1. Trail Mix
People reach for trail mix for a number of reasons, most notably of which is “it’s a healthy snack.” You’re right, it’s very healthy; it provides long-term energy, is calorie dense, tastes pretty great, and provides all the nutrients your body needs… for hiking. And I don’t think you’re hiking in your office chair.
By this I mean when you hike for hours at a time, you have an increased heartrate and above-average calorie expenditure from long bouts of exercise. You’re using all sorts of muscles to climb those trails, and trail-mix is a high sugar, high fat, moderate protein food to help promote extended energy levels and recovery.
The problem? You don’t have to worry about losing fat when you’re hiking. In fact, you want some of that. Your body doesn’t want to die. Or fall off the mountain.
Keep this in mind: two or three big handfuls of trail-mix are easy to munch through, especially when your mind is occupied on something else. These can reach upwards of 400 calories. And you did that just for a snack, and didn’t keep in mind the rest of the food you’d eat that day. It’s not wholly bad for you, but odds are it helps push you over your fat-loss calorie limits for that day.
Yogurt has been touted as the go-to “healthy” snack of choice. As it should; it has great healthy fats, cultures for your digestive system, and dense amounts of calcium and phosphorous. I always advocate for people to eat yogurt. It’s seriously awesome.
Yogurt will not make you skinny.
Keep this in mind when you’re eating yogurt: sugar. Sugar. Sugar.
If the yogurt tastes fruity and sweet and wonderful, turn that sucker around and check the nutrition label. One regular cup of yogurt can have almost 30g of sugar. That’s an insane amount of sugar for a snack. This isn’t wholly bad of course (just like the trail-mix) but there’s a time and a place for it. If the rest of the food in your day is out of your fat-burning calorie limit, yogurt will not help matters. Try greek yogurts or low-sugar yogurts to reduce excess sugar intake.
3. Vitamin Water
Another healthy product that is, in fact, healthy. You’re not going to get all those vitamins and minerals in most foods by themselves. This is a pretty cool product. But alas, it’s loaded with sugar. Remember; if a liquid is sweet, it’s most likely got a ton of sugar in it. Vitamin Water is no exception. Shoot for the zero-sugar options.
Bananas are one of the best fruits out there (if you trust my most humble opinion!). I could eat bananas all day. Bananas are awesome and quick and taste amazing. Even banana flavored foods are great.
Bananas are curved yellow sugar tubes.
Despite having moderately good potassium levels, fiber, and Vitamin C, bananas can reach upwards of 35g of sugar per fruit. Again, bananas aren’t wholly bad, but in the grand scheme of your day they can be your limiting factor. Bananas are extremely calorie dense for what they are and should be consumed responsibly.
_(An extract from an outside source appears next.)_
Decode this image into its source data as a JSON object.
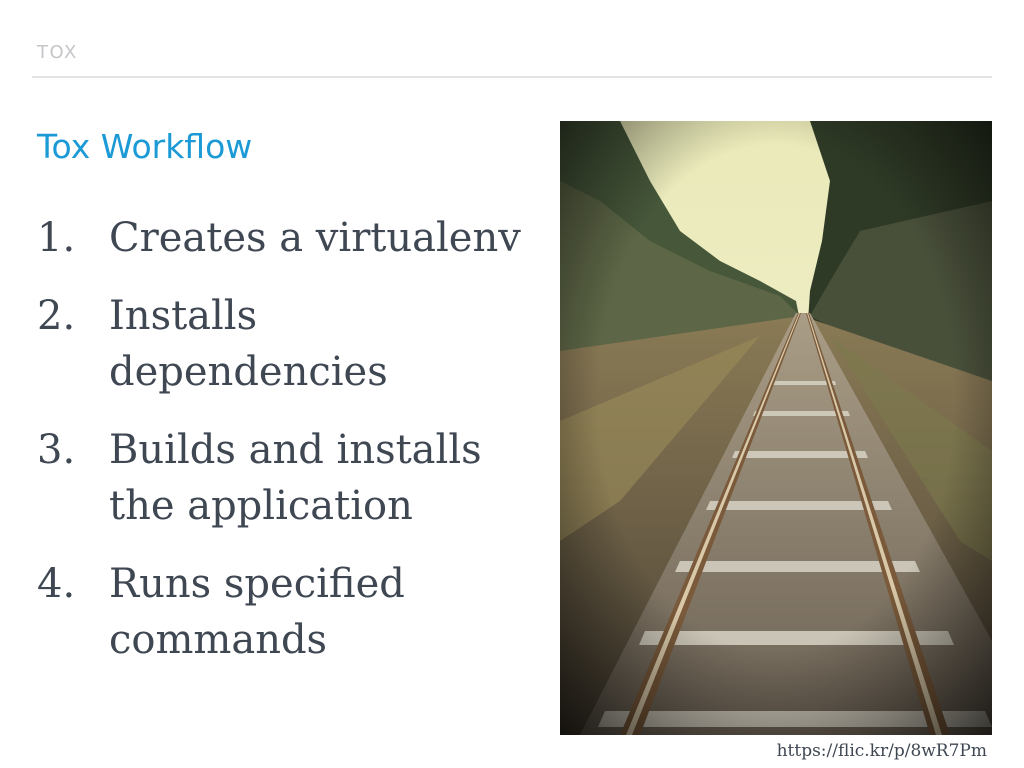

I almost never have good things to say about salads, and not because I don’t like salads. I love salads. I incorporate them in my meals when the mood strikes.
What I don’t like about this food choice is how most people go about eating them. They’re just water-leaves loaded with fatty and sugary dressings (most of the time). I appreciate a good salad with spinach, low-calorie dressing, a high protein count, and maybe even some cranberries or sunflower seeds. These are good salads.
Don’t be that person eating a salad whom I could ask, “Would you like some salad with that dressing?” Seriously. People eat salads to drop their daily calories, but add nasty dressings that ruin the entire concept. You need to have a certain amount of calories (“energy”) every day to reach your goals. Salads are like eating nothing. You know what eating nothing does? Makes you eat more, later.
Stop eating nothing. And add protein. You’re most likely not getting enough.